While painting the series, entitled Katrina: Days of Terror, Months of Anguish, Golden relived much of the same anger and despair that drove him in the 1970s to paint the destruction of entire city blocks of historic architecture in the New to make way for parking lots and new high-rises. “Emotion is easier to capture in difficult times than in good times,” he said. “It’s like being a masochist and hurting yourself everyday. We express our deepest souls during times like these. This series was very, very different and more depressing than the Civil War or demolitions series. It was much more personal and I’m in there by myself, living in this depression.”
Ironically, Katrina reawakened Golden’s love for New Orleans. “I was tired of the making-a-living aspect of being an artist,” Golden said. “I was ready to retire. It’s a constant struggle, but this inspired me and rekindled my passion for the city. I had lost much of that when I got involved in painting rural scenes, the East Coast and France. What a shame it took such a terrible event to rekindle that passion. It’s the crowning work of my career.” Shortly after the storm, Golden and his wife, Stella, moved to Natchez, Mississippi, but kept their home in Folsom.
After completing the last of the Katrina paintings in 2008, Golden almost immediately began a series of paintings of the Mississippi River above and below Natchez. “I just needed to do it,” he said of the project titled River and Reverie. “It has been uplifting for me and I’ve been inspired by the river and the colors. North of Natchez, I found places on the river, and I found wonderful views from the old Natchez cemetery that overlooks the river from high on a bluff. I found views in Vicksburg and in Greenville [Mississippi] at flood time. I enjoyed being on the road again.” Golden also included views of the New Orleans riverfront painted from photographs he had taken on the Algiers ferry in the 1960s. “I have always had an attachment to the Mississippi River,” Golden said. “In the 1930s and ’40s, I grew up in various parts of Mississippi and often visited my grandmother, who lived near the river in New Orleans. We would sit on her front steps and listen to the ships’ horns just five blocks away. Later, as an artist, my wife, children and I lived in the French Quarter, never more than four or five blocks from the river.”
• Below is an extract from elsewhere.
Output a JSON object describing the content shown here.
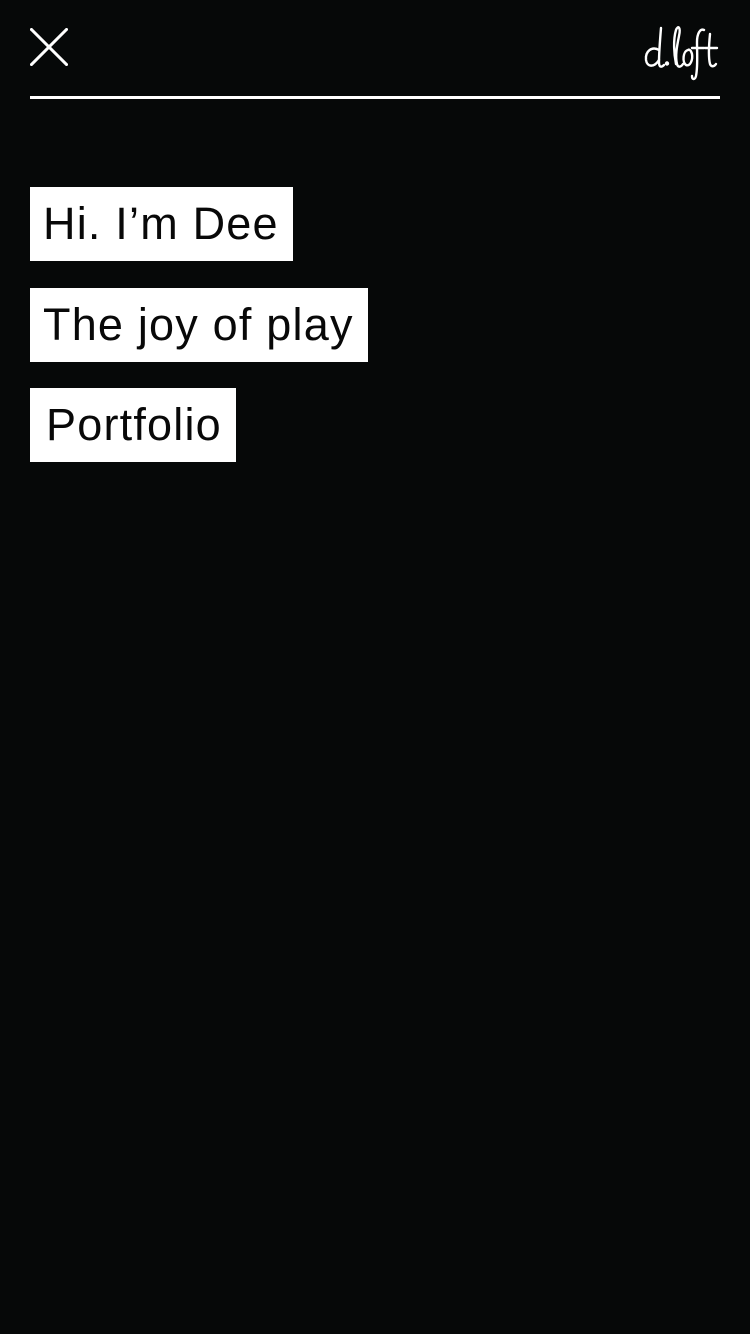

During his long career, Golden, who studied in New Orleans under the famed regionalist painter and teacher John McCrady, has received many awards and honors. In 2011, he received the Mississippi Institute of Arts and Letters’ Visual Arts Award. He has placed first in competitions sponsored by The National Arts Club in New York three times. Other honors have been bestowed by the National Watercolor Society, Watercolor U.S.A. Honor Society, Allied Artists of America, American Watercolor Society, Audubon Artists, and Rocky Mountain Watermedia. His paintings can be found in the Pushkin Museum of Art in Moscow; the New Orleans Museum of Art; the Mississippi Museum of Art in Jackson; The Historic New Orleans Collection; The National Arts Club in New York City; and the Springfield Museum of Art in Springfield, Missouri. His paintings also have traveled in one-artist shows in the Soviet Union to Moscow, Leningrad, Kiev, and Odessa; along with the French cities of Marseilles, Toulouse, Agen, and Villeneuve-sur-Lot.